THE REV. JOHN L. THOMAS, 81, a Jesuit sociologist, author and former writer in residence at Marquette University in Milwaukee, died of cancer Tuesday at St. Camillus Health Center in Milwaukee. His primary concern was the well-being of the family as the basic unit of society, and he wrote and lectured widely on that subject. Rev. Thomas became associated with Marquette in 1986 and continued his writings until 1988, when he became too ill to work. CATHERINE T. WALLACE, 74, the first woman director of the Association of Universities and Colleges of Canada, died Thursday after a brief illness. Ms. Wallace taught at various levels on both coasts of Canada and in the United States. In 1968, she became the first woman director of the board of the universities and colleges association and in 1973 was elected president. She received honorary degrees from 13 Canadian universities in recognition of her contribution to education, was awarded the Order of Canada's medal of service in 1972 and the Vanier Award from the Institute of Public Administration of Canada in 1977.
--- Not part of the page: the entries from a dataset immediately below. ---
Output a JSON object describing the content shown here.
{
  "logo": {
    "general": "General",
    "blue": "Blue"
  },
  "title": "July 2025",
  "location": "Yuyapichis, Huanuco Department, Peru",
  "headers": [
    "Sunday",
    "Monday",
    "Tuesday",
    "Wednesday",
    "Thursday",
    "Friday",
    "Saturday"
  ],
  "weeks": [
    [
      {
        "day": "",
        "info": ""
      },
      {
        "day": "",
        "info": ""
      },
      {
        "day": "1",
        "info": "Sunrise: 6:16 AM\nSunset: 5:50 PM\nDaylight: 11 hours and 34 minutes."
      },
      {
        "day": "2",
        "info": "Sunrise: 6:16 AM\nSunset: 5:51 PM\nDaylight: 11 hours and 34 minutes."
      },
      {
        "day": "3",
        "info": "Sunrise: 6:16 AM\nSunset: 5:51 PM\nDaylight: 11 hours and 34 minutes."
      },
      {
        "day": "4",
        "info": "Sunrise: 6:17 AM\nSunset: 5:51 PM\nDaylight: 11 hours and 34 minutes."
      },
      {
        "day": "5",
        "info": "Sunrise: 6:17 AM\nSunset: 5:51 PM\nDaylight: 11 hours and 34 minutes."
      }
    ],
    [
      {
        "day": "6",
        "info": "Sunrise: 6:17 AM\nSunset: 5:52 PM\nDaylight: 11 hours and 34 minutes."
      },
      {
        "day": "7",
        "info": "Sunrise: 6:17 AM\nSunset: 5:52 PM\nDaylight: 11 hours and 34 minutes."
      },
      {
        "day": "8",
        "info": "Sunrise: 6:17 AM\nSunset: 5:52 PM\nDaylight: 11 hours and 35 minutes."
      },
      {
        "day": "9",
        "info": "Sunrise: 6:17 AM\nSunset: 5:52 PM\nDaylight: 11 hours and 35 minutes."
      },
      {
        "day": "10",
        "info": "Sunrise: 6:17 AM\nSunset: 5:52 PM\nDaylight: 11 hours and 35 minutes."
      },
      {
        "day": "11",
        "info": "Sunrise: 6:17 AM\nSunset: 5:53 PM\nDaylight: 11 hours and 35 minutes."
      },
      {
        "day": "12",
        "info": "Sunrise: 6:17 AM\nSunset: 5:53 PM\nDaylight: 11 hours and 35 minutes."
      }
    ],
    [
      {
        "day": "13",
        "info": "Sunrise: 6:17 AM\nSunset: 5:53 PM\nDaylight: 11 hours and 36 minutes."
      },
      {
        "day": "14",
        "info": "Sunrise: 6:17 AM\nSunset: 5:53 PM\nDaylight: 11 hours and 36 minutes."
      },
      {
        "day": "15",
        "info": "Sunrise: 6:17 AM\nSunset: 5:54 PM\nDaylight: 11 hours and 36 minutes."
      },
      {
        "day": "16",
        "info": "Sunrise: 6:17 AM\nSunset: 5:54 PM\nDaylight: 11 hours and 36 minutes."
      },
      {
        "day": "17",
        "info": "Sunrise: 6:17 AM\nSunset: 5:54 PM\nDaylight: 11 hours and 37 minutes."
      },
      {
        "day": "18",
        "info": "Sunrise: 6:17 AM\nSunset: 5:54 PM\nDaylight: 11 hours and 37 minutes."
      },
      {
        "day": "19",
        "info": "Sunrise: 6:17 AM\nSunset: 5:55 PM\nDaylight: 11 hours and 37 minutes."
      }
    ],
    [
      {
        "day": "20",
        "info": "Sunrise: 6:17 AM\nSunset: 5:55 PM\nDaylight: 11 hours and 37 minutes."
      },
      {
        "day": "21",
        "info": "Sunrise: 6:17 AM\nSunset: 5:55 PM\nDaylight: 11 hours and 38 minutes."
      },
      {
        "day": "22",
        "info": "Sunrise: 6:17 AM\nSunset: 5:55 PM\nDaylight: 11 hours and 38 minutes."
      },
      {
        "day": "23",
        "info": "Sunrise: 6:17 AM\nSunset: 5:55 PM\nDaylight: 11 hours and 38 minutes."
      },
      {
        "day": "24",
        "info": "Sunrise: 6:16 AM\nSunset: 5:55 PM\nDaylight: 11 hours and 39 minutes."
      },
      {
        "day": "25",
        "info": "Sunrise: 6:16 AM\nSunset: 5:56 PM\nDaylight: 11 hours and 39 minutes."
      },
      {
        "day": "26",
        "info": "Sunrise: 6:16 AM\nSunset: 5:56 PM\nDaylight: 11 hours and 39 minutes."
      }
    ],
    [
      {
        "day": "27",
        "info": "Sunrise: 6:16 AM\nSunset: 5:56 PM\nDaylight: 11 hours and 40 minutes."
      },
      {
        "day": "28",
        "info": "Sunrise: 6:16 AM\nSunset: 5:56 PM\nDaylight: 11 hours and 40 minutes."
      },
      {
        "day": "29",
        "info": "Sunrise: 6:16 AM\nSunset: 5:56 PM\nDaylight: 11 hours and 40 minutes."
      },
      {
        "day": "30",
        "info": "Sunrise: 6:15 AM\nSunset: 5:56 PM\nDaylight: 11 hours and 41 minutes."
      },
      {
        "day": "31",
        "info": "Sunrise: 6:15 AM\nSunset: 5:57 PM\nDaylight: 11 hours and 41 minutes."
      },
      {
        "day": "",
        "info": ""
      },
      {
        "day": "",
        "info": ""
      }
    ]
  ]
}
TIMOTHY J. MURPHY, 81, former national commander in chief of the Veterans of Foreign Wars, died Thursday after a brief illness in Hanover, N.H. Mr. Murphy was a former Massachusetts state representative, and, as the state's assistant attorney general, he investigated the Brink's armored car robbery in Boston. A Navy veteran of World War II, Mr. Murphy advanced to the rank of commander by the war's end. He headed the national VFW in 1955 and 1956.
SISTER MARY ALBAN KENNEDY, 102, a missionary to China who spent two years in a concentration camp during the Communist Revolution, died Wednesday. Ms. Kennedy had been a Sister of Charity since 1906. In 1928, she went to Wuchang, China, to teach English. During the next 21 years, she helped establish a school and build a hospital. She was imprisoned two years and left China in 1949 when the government expelled all Catholic priests and nuns.
CHARLES J. AMICK, 39, a professor of mathematics at the University of Chicago, died of cancer Monday at his home in Chicago. He was an expert in applied mathematics. His work centered on mathematical problems in fluid dynamics, particularly the behavior of waves in water.
DR. ANTONIO ROTTINO, 88, director of laboratories and chief pathologist at St. Vincent's Hospital in New York City for more than three decades, died of a heart attack Tuesday at the hospital. He joined the medical staff of St. Vincent's in 1934 and was head of the hospital's Hodgkin's Disease Research Foundation. He formally retired in 1968 but continued to conduct research at the hospital until five years ago.
WILLIAM MICHAEL BERTA, 56, senior vice president and director of advertising and sales promotion for Saks Fifth Avenue, died of lung cancer Thursday at his home in New York. Mr. Berta joined Saks in 1977 and remained with it until he became too ill to work. Before that he worked for Grey Advertising, Revlon and Bloomingdale's. He was a founder of Berta, Grant & Winkler, a New York advertising agency.
ROBERT B. MASSON, 75, a radio, television and public relations executive, died of lung cancer Tuesday at his home in Studio City, Calif. In the early 1940s, Mr. Masson produced and directed The Gloomdodgers, a daily variety show, on WMGM radio in New York, and then served as television program manager for Young and Rubicam, the advertising agency. He joined the program department of NBC Television in 1949 and helped conceive _ and then produced _ Your Show of Shows, starring Sid Caesar and Imogene Coca.